● **EXERCISE**
Would you copy each line of the data below that has "value"?
[GIVEN RECORDS — start]
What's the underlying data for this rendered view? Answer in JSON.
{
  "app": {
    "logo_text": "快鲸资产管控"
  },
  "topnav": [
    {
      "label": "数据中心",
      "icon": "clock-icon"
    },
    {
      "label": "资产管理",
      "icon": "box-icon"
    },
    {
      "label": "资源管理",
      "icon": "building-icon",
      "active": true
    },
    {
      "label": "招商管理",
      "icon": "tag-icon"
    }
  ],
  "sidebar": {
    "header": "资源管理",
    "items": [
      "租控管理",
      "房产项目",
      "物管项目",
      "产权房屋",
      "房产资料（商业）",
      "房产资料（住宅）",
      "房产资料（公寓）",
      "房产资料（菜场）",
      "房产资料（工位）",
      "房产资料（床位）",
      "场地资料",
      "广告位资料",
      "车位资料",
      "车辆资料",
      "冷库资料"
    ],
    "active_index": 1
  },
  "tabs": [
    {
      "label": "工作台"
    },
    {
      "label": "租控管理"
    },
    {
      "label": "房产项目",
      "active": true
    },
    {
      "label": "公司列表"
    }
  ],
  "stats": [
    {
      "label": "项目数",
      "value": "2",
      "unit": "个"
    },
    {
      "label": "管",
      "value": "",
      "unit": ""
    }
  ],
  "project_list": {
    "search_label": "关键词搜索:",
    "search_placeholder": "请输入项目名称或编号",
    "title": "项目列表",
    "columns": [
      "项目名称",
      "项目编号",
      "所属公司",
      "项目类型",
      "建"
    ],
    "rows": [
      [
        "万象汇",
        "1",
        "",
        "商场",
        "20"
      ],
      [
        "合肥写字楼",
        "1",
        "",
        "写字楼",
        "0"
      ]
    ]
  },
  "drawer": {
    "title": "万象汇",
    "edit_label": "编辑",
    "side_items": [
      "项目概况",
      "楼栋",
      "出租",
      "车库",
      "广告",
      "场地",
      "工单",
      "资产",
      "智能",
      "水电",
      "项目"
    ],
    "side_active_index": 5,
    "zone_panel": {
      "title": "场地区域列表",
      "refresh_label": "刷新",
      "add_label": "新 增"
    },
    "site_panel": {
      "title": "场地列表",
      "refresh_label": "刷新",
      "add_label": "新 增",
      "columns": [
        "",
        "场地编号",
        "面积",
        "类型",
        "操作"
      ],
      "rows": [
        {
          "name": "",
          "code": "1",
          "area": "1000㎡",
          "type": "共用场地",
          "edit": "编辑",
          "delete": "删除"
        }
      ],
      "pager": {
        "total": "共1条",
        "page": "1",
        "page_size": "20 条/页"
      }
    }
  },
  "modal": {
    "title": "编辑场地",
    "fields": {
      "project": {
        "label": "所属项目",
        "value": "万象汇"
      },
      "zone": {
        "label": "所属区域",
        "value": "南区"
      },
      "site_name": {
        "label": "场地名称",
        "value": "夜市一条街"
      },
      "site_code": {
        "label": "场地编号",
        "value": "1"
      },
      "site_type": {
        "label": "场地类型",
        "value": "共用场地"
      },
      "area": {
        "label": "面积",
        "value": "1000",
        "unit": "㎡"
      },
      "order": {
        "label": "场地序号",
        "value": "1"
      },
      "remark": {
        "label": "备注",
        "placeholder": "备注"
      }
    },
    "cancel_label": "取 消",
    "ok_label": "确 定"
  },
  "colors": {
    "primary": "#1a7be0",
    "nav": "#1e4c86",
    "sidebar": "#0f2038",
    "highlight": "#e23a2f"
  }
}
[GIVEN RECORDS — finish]
● **SOLUTION TO THE PROBLEM**
      "value": "2",
      "value": "",
        "value": "万象汇"
        "value": "南区"
        "value": "夜市一条街"
        "value": "1"
        "value": "共用场地"
        "value": "1000",
        "value": "1"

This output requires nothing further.